* EXERCISE *
Report every line from the following entries that contains the string "arrow".

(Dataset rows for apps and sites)
● ● ● ● ● ● ●

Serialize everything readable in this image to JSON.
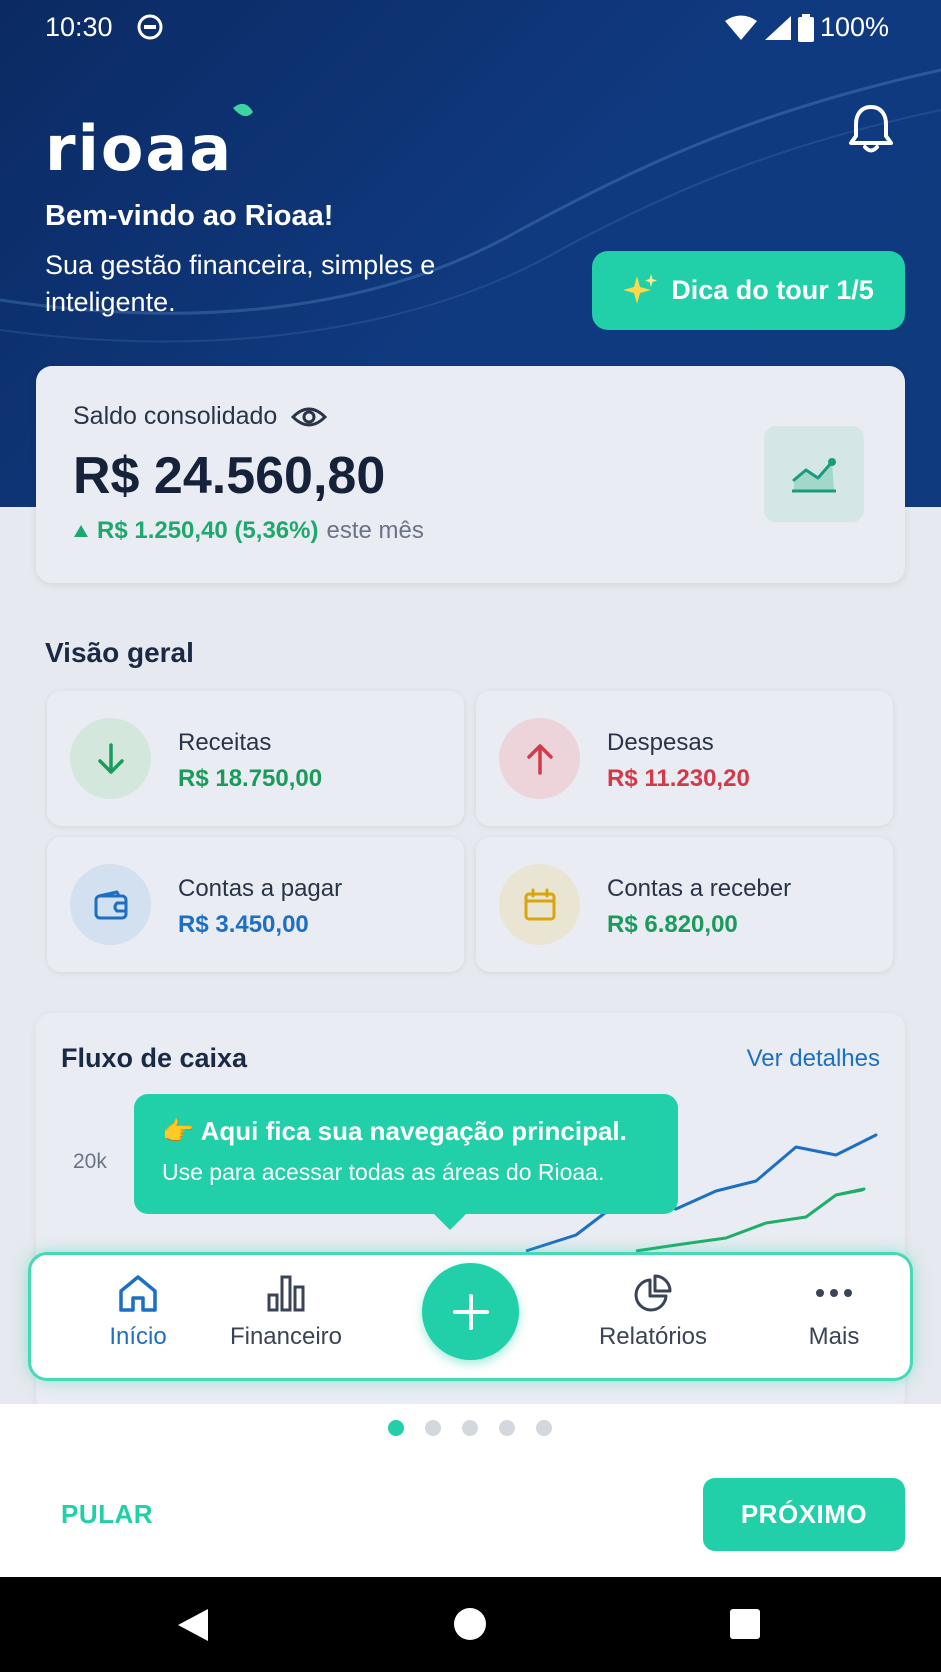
{
  "status_bar": {
    "time": "10:30",
    "battery": "100%"
  },
  "header": {
    "logo_text": "rioaa",
    "title": "Bem-vindo ao Rioaa!",
    "subtitle": "Sua gestão financeira, simples e inteligente.",
    "tour_button": "Dica do tour 1/5",
    "icons": [
      "sparkles-icon",
      "bell-icon"
    ]
  },
  "balance": {
    "label": "Saldo consolidado",
    "value": "R$ 24.560,80",
    "change": "R$ 1.250,40 (5,36%)",
    "change_suffix": "este mês"
  },
  "overview": {
    "title": "Visão geral",
    "tiles": [
      {
        "label": "Receitas",
        "value": "R$ 18.750,00",
        "color": "#1a9b5b",
        "icon": "arrow-down-icon"
      },
      {
        "label": "Despesas",
        "value": "R$ 11.230,20",
        "color": "#d23a4a",
        "icon": "arrow-up-icon"
      },
      {
        "label": "Contas a pagar",
        "value": "R$ 3.450,00",
        "color": "#1d6fc4",
        "icon": "wallet-icon"
      },
      {
        "label": "Contas a receber",
        "value": "R$ 6.820,00",
        "color": "#1a9b5b",
        "icon": "calendar-icon"
      }
    ]
  },
  "cashflow": {
    "title": "Fluxo de caixa",
    "link": "Ver detalhes",
    "axis_label": "20k"
  },
  "tooltip": {
    "line1": "👉 Aqui fica sua navegação principal.",
    "line2": "Use para acessar todas as áreas do Rioaa."
  },
  "navbar": {
    "items": [
      {
        "label": "Início",
        "icon": "home-icon",
        "active": true
      },
      {
        "label": "Financeiro",
        "icon": "bar-chart-icon",
        "active": false
      },
      {
        "label": "Relatórios",
        "icon": "pie-chart-icon",
        "active": false
      },
      {
        "label": "Mais",
        "icon": "more-icon",
        "active": false
      }
    ],
    "fab_icon": "plus-icon"
  },
  "onboarding": {
    "pages": 5,
    "current_page": 1,
    "skip": "PULAR",
    "next": "PRÓXIMO"
  },
  "colors": {
    "accent": "#21cfa8",
    "header": "#0f3a7d",
    "link": "#1d6fc4"
  }
}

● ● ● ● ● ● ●

* EXERCISE OUTPUT *
        "icon": "arrow-down-icon"
        "icon": "arrow-up-icon"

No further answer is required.